How do you think the Internet has changed the music industry? Do you think it is a viable long-term platform for fledgling artists today? How much of an affect do you think free releases such as mixtapes and your album have on an industry that is already plagued by piracy and file-sharing? There are bedroom artists now. Kids who just upload a song to Soundcloud. Make a video with their friends and it pops off. They can tour and make money. It’s sick. I think there will always be kids out there who wanna buy music. Something they can own. Kids buy stuff they feel like they can connect with in 2014.

Your aesthetic, from the hair to your website ( is very idiosyncratic. How important do you think image is in your progression as an artist? It’s important. I don’t think about it that much, though. I just wear what I like and do whatever feels right. I put a lot of thought into my website, though; websites are important.

What do you think is the biggest trend in hip-hop that will define the next few years of the genre?
I don’t know. I know TheStand4rd will be huge, and I’m sure they’ll set trends. ASF as well.

The article you wrote on Gambino for Pigeons and Planes was very well-written, and the open letter you tweeted out when MTV1987 dropped was really heartfelt and poignant. Does your writing ability outside of music have any influence on your songwriting craft? Yeah, it definitely does. It’s funny, though, because with my music I’m not as focused on lyrics as some may think. I’m really into sonics – that’s why I work so closely with a producer. I’m all about melody. Melody is a fucking crazy language. My favorite.

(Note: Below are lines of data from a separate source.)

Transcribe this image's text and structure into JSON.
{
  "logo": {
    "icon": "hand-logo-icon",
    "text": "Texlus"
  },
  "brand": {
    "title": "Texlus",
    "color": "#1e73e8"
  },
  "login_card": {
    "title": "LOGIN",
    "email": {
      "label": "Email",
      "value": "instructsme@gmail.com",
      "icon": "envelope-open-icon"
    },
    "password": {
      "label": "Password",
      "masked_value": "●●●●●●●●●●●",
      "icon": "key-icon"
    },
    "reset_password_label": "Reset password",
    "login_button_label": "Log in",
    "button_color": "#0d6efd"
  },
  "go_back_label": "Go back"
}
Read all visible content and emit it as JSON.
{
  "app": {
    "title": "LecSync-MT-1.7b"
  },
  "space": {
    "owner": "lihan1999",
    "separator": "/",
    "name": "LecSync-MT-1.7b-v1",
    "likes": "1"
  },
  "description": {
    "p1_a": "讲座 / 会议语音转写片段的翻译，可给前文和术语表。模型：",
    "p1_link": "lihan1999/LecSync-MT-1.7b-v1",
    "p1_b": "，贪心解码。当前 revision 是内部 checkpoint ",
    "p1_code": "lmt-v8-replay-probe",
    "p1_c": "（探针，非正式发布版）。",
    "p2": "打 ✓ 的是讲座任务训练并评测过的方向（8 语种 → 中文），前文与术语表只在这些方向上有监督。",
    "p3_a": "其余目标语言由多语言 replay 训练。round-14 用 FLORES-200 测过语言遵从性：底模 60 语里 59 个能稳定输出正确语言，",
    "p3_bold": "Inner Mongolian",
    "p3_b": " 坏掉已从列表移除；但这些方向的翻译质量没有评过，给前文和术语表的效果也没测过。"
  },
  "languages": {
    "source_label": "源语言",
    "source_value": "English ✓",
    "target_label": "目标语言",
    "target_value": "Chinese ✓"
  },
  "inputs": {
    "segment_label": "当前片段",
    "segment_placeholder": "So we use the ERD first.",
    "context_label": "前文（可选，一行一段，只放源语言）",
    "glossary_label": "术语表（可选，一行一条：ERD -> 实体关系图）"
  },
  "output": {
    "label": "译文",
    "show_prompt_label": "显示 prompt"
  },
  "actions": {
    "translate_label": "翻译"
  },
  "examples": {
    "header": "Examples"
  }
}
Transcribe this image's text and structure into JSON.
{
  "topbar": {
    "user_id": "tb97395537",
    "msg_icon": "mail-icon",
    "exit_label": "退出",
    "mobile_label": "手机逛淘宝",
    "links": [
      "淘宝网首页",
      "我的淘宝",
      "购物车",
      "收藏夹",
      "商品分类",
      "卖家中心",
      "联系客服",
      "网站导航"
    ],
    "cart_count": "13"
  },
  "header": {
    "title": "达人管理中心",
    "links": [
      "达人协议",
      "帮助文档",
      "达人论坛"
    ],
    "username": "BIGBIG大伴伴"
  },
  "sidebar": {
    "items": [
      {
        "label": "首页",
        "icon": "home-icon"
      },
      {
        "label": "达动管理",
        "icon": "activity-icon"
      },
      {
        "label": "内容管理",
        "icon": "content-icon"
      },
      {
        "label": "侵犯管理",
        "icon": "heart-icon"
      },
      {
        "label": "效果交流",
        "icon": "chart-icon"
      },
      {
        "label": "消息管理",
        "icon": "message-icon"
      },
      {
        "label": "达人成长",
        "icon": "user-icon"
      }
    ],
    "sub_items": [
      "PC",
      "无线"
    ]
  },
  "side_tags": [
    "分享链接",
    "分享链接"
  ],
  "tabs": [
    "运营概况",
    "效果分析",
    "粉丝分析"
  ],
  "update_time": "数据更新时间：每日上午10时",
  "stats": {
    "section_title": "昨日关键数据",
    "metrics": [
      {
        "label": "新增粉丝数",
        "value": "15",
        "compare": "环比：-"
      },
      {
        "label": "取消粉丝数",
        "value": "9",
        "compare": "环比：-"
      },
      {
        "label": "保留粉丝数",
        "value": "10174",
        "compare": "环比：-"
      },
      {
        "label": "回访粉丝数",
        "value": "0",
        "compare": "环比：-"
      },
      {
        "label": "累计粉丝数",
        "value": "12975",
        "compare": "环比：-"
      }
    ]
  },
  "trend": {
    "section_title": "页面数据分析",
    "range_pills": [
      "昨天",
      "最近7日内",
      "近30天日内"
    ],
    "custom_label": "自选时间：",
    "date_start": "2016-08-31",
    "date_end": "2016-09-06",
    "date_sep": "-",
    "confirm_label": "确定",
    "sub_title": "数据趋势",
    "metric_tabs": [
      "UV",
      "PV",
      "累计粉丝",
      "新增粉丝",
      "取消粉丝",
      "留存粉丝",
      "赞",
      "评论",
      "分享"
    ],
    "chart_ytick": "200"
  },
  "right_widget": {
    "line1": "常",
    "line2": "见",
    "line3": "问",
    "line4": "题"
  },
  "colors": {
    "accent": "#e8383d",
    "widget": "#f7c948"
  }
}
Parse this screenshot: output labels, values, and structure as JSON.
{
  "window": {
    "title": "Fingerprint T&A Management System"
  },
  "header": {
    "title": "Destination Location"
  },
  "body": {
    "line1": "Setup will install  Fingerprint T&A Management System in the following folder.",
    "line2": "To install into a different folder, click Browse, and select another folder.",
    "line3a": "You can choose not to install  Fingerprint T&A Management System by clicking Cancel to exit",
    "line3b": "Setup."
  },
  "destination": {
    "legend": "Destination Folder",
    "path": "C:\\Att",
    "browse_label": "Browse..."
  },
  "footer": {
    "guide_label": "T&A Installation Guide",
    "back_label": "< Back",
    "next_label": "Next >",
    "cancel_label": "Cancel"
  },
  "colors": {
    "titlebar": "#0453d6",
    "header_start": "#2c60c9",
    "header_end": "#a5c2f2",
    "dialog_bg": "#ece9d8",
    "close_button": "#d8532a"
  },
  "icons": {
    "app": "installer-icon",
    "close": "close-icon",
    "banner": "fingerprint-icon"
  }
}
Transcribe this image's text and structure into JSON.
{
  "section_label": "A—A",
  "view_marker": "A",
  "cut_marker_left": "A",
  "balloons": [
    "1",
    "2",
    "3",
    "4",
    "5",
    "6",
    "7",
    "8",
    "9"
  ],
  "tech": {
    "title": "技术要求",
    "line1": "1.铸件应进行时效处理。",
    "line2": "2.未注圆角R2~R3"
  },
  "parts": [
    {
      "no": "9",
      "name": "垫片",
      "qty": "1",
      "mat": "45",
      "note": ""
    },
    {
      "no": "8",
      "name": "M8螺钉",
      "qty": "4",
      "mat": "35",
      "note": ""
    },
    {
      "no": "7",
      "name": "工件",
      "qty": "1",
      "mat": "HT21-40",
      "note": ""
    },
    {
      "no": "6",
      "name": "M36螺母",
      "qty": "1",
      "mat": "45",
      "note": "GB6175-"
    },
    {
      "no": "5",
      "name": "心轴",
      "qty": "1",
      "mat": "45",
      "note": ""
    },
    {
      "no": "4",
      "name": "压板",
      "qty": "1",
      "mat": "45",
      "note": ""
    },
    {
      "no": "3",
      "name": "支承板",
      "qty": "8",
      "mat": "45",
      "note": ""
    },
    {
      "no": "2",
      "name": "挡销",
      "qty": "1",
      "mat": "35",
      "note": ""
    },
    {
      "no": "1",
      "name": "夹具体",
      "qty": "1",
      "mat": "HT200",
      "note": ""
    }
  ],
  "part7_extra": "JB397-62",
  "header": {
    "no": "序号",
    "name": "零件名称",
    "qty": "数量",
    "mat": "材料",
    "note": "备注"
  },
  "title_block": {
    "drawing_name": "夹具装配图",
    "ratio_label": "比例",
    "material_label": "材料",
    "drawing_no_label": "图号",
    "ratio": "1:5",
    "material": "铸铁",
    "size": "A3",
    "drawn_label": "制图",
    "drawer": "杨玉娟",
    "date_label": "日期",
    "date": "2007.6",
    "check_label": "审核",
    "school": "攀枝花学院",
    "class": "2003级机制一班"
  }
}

The music behind your verses are definitely a major part of your appeal as an artist. What would you say is more important to you in your music, lyrical content or production? Don’t get me wrong, I pay attention to what I’m writing. I know what I’m saying and I think about how people would feel when they hear certain lines. But melody is just way more important to me. But with my songs, production and lyricism go hand in hand. My voice is just another part of the instrumental. I just want to make stuff that sounds good.

Also check Kevin Abstract on Facebook.